I know what you may be thinking; to rack up that much money in cash back, I must be spending major dough on my credit cards. And that’s true, as I make 100% of my purchases on credit cards. Car insurance for three cars? It goes on my credit card. A huge group trip with friends and family? I’ll volunteer as tribute to put it all on my credit card (as long as you vow to Venmo me soon after). Dinner with my besties? I’ll cover it! (See previous statement re: Venmo.) Basically, every excuse I can use to rack up rewards, I’ll take it. Sure, it is sometimes a risk on my part — especially when I have to hound a friend’s boy toy to Venmo me his share of this trip — but it’s worth it to have all that money piling up in an extra rainy day (slash spontaneous wedding dress) fund.

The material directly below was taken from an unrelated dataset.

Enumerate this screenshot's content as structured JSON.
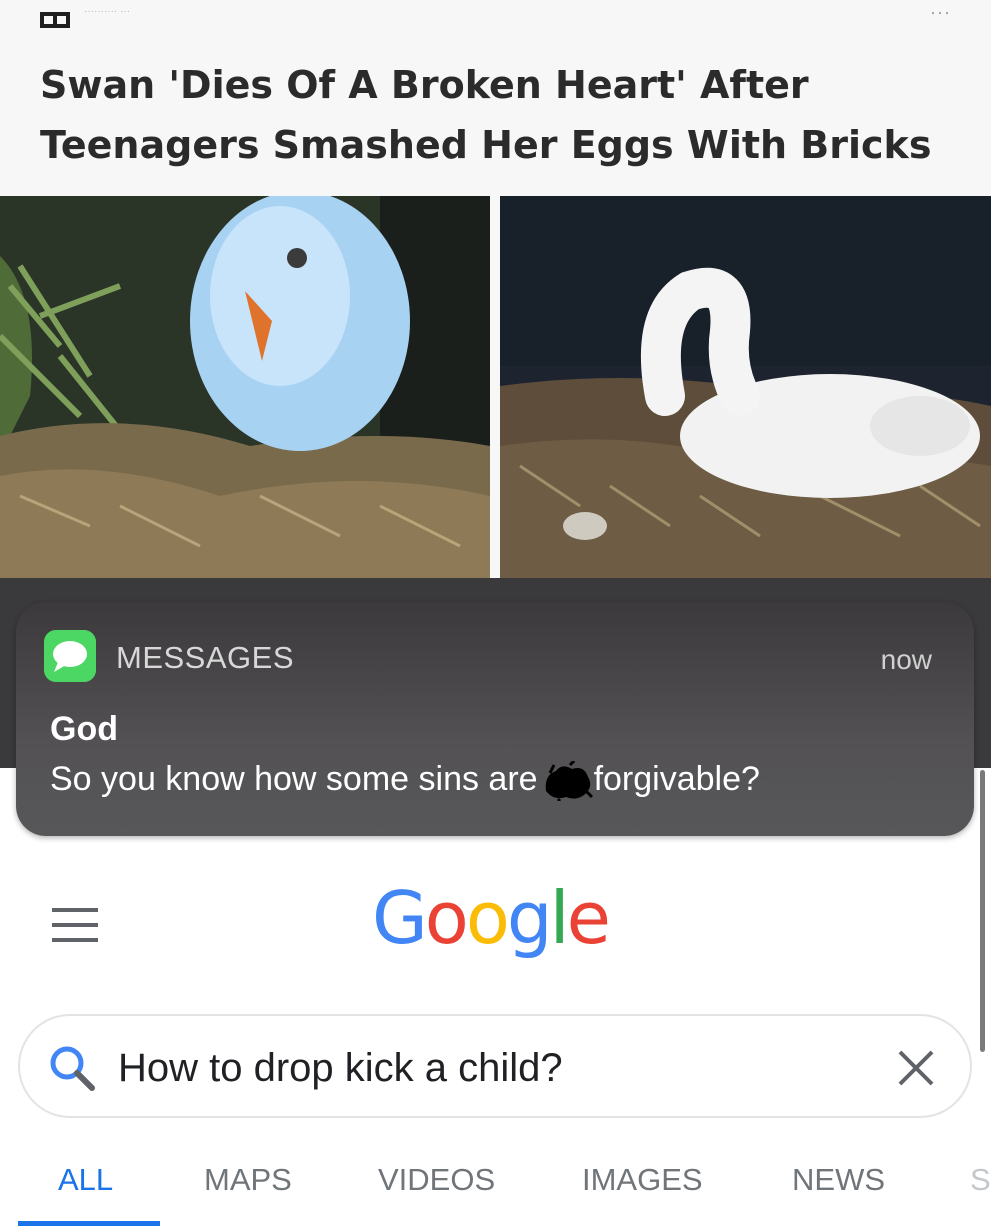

And as an added benefit, I have a card from my preferred credit card account issued to my brother. He’s just entering college, and it’s an opportunity for him to learn about reasonable spending under my wing. Sometimes he spends an obnoxious amount of money on video games, frozen yogurt, and gas for his car…but he has a job and faithfully pays his share. So as for me? Once again, I just sit back and collect the rewards.

I realize this strategy won’t work for everyone. Depending on the credit cards you have, you may not be able to collect cash back rewards or, if you do, you can only claim them in statement credits and gift cards. But for anyone who is a faithful credit card user like myself, it’s worth it to find a great cash back card that meets your needs. You never know — you might just end up scoring enough rewards to get a designer wedding dress for free.

Alexis Dent is a poet, essayist, and the original White Collar Dropout. Her first poetry collection, Everything I Left Behind, is out now. Read her newsletter for dreamers, doers, and hustlers by joining the White Collar Dropout collective. 

Image via Unsplash

  • Summer

    This is a great and unique example of how credit cards really can be so beneficial. I also pay for as much as I can with mine to rack up points, because it’s literally FREE MONEY [as long as I make sure I never carry a balance and thus never have to pay any interest or fees—super important].

    • Alexis Dent

      Exactly, Summer! I never carry a balance on my cards and that’s exactly how I scored my dress! I always say the same thing: FREE MONEY!!!!! As long as you’re responsible 😉

    • Tara

      In the two years I’ve had my travel card I’ve saved $1,000 on plane tickets. I got one roundtrip to California entirely for free and have gotten to take hundreds of dollars off of two other international flights. If you’re going to spend the money anyway, might as well make it count!

  • Shae

    I practice this as well. But that being said the title is EXTREMELY misleading. I was expecting maybe some tips on second hand shopping or when items might be on sale.

    What this story is describing is how she generated additional income, and used that income to PAY for an item. Not that the item was free, she still payed for it.

    • Holly Trantham

      I’m not sure I would categorize credit card points as “income.” Alexis has written explicitly about how she uses her credit cards for purchases she’d be making anyway — she’s not doing anything she wouldn’t be doing otherwise, like spending more money just to get more points.

      That being said, an article on second-hand wedding dress shopping is a great idea!

  • Lauren

    Girl, good for you for finding a way to make your dream dress affordable, that is awesome. But damn do you have to be so salty about that “sweetheart-neckline-strapless-trumpet-gown that literally every #basic bride wears”? 😉

    • Alexis Dent

      Haha just being honest! We all have our opinions re: what we do and don’t want to look like on our wedding day.

  • Court E. Thompson

    This speaks to me. I’m also a Hayley Paige acolyte (lace sleeves!) and I loved how you made it work for you! I’m taking copious notes.

  • Brittany Ayers

    Love how you talked about a great result of responsible credit card use. HATE how you basically dissed any woman as “basic” just because they buy a particular type of gown. Please get off your high horse and stick to financial talk if you can’t keep yourself from insulting fellow women. It’s fine that you don’t like the silhouette. It’s not fine that you have to insult anyone else who does.